    Type of Medium: Electronic Resource
    Signatur Availability
    BibTip Others were also interested in ...
  • 5
    ISSN: 1439-6327
    Keywords: Key words Erythropoietin ; Carbon dioxide ; Haemoglobin oxygen affinity ; Human ; Hypoxia
    Source: Springer Online Journal Archives 1860-2000
    Topics: Medicine

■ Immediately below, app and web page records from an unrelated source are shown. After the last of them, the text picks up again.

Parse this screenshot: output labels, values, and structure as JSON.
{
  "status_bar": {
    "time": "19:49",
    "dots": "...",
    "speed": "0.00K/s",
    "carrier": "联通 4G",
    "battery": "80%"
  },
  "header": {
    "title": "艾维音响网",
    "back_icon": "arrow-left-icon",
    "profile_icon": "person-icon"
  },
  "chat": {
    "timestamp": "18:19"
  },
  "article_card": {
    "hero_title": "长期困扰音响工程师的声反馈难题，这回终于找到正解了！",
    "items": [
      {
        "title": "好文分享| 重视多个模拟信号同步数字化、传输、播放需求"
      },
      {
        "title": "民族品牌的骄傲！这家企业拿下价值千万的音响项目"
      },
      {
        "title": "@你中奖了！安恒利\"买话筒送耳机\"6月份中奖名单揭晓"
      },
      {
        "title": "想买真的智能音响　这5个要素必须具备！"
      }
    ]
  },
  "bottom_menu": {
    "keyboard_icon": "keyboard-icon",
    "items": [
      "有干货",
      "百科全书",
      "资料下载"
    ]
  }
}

    Notes: Abstract  This study investigated the human erythropoietin (EPO) response to short-term hypocapnic hypoxia, its relationship to a normoxic or hypoxic increase of the haemoglobin oxygen affinity, and its suppression by the addition of CO2 to the hypoxic gas. On separate days, eight healthy male subjects were exposed to 2 h each of hypocapnic hypoxia, normocapnic hypoxia, hypocapnic normoxia, and normal breathing of room air (control experiment). During the control experiment, serum-EPO showed significant variations (ANOVA P=0.047) with a 15% increase in mean values. The serum-EPO measured in the other experiments were corrected for these spontaneous variations in each individual. At 2 h after ending hypocapnic hypoxia (10% O2 in nitrogen), mean serum-EPO increased by 28% [baseline 8.00 (SEM 0.84) U⋅1-1, post-hypoxia 10.24 (SEM 0.95) U⋅1-1, P=0.005]. Normocapnic hypoxia was produced by the addition of CO2 (10% Co2 with 10% O2) to the hypoxic gas mixture. This elicited an increased ventilation, unaltered arterial pH and haemoglobin oxygen affinity, a lower degree of hypoxia than during hypocapnic hypoxia, and no significant changes in serum-EPO (ANOVA P〉0.05). Hypocapnic normoxia, produced by hyperventilation of room air, elicited a normoxic increase in the haemoglobin oxygen affinity without changing serum-EPO. Among the measured blood gas and acid-base parameters, only the partial pressures of oxygen in arterial blood during hypocapnic hypoxia were related to the peak values of serum-EPO (r=−0.81, P=0.01). The present human EPO responses to hypoxia were lower than those which have previously been reported in rodents and humans. In contrast with the earlier rodent studies, it was found that human EPO production could not be triggered by short-term increases in pH and haemoglobin oxygen affinity per se, and the human EPO response to hypoxia could be suppressed by concomitant normocapnia without acidosis.
    Type of Medium: Electronic Resource
    Signatur Availability
    BibTip Others were also interested in ...
Close ⊗
This website uses cookies and the analysis tool Matomo. More information can be found here...